I just saw The Hunter at its Seattle International Film Festival debut at the Harvard Exit theater. I have always had an interest in Central Asia since doing a senior report on the area in college and as this film is from Kazakhstan I was compelled to check it out. The title of the film from the credits was written in Cyrillic script as "Anshi", not sure where the title here of "Okhotnik" comes from (perhaps one is Russian and the other Kazakh?).
As for the film, the strengths were certainly the cinematography of the natural surroundings of mountains and plains, as well as the close up looks at how the Kazakh people live. One gets a strong feel of their closeness to horses, their pastoral culture, and their food and way of life. It's a powerful anthropological presentation. The voyeuristic peeks at a beautiful young Kazakh woman were also well received by this viewer.
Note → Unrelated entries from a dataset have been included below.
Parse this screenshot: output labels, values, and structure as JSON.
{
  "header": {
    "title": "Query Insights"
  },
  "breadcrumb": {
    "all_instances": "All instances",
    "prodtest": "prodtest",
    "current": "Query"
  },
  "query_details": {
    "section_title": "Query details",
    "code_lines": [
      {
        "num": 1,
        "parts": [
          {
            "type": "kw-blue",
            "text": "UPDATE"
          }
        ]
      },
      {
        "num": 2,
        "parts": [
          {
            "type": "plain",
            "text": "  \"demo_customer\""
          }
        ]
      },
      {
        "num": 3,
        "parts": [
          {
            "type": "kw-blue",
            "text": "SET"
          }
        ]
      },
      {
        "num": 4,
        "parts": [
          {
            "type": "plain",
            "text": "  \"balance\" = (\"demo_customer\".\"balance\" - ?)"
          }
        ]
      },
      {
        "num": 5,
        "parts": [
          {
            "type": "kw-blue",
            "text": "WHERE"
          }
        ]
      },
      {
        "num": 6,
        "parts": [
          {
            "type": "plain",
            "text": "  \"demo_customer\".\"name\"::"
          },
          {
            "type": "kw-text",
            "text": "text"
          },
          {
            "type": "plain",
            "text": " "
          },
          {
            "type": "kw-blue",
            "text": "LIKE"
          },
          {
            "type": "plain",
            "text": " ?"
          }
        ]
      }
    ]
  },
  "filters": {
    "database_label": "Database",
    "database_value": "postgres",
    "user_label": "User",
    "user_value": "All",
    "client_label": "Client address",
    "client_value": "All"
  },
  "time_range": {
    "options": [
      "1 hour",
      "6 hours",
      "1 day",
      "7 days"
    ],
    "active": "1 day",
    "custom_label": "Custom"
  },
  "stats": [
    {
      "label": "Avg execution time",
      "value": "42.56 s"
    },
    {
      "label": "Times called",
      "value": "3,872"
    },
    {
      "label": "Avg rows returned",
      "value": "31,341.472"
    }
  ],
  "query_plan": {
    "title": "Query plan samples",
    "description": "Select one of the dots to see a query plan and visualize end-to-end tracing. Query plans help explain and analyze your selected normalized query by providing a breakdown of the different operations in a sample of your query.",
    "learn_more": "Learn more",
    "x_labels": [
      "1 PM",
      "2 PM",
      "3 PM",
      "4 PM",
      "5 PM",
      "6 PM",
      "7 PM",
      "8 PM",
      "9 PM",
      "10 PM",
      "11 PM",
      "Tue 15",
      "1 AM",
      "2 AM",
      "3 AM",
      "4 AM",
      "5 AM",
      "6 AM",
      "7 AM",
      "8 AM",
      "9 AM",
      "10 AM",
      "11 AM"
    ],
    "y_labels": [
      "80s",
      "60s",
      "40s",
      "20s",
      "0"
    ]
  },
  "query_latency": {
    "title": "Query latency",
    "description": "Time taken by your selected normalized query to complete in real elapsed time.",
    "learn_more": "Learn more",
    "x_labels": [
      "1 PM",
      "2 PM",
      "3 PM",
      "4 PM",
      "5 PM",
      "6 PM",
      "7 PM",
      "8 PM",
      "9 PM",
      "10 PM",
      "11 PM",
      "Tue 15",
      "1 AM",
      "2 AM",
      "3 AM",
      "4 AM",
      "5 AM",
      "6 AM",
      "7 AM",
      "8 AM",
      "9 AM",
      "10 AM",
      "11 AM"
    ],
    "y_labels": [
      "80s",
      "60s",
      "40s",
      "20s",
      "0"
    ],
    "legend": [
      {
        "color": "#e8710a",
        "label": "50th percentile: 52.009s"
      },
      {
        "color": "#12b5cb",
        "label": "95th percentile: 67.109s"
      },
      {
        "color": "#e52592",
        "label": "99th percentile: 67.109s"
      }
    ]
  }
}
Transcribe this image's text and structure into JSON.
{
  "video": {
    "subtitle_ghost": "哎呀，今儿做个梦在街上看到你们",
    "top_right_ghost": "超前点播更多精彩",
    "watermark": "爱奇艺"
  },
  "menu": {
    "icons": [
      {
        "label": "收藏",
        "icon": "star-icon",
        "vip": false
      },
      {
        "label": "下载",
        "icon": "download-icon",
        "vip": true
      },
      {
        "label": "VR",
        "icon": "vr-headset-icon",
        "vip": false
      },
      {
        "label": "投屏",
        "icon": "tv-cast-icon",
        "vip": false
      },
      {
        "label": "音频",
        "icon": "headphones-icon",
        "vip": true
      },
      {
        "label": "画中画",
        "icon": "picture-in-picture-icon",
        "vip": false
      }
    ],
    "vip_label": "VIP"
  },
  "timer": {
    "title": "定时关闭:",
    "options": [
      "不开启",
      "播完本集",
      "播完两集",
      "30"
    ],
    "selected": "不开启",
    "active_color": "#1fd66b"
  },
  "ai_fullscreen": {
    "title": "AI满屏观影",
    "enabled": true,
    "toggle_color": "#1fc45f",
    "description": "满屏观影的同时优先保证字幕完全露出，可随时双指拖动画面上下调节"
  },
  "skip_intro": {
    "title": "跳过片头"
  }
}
The weaknesses of this film, however, slightly outweighed those positives for me. For one, at times the language (particularly the Hunter) looked dubbed. Was it dual produced in Russian? That looked cheap. Also, the actors were not always up to the task. The young boy character had an annoying look to him, I was almost half hoping he would get put out of his misery. There isn't much of a story, and the actors frequently give poor performances. The director would do well to take a look at other films like Himalaya, Prisoner of the Mountains, Rabbit Proof Fence, or anything by Robert Flaherty for an idea about how to successfully direct non-actors.
Finally, I must apologize to everyone in the theater as apparently I was eating my popcorn too loud. Towards the end of the film this old dude turned around and yelled obscenities at me before taking the lord's name in vain. So much for too polite Seattle!
3 of 8 people found this review helpful.
Was this review helpful to you?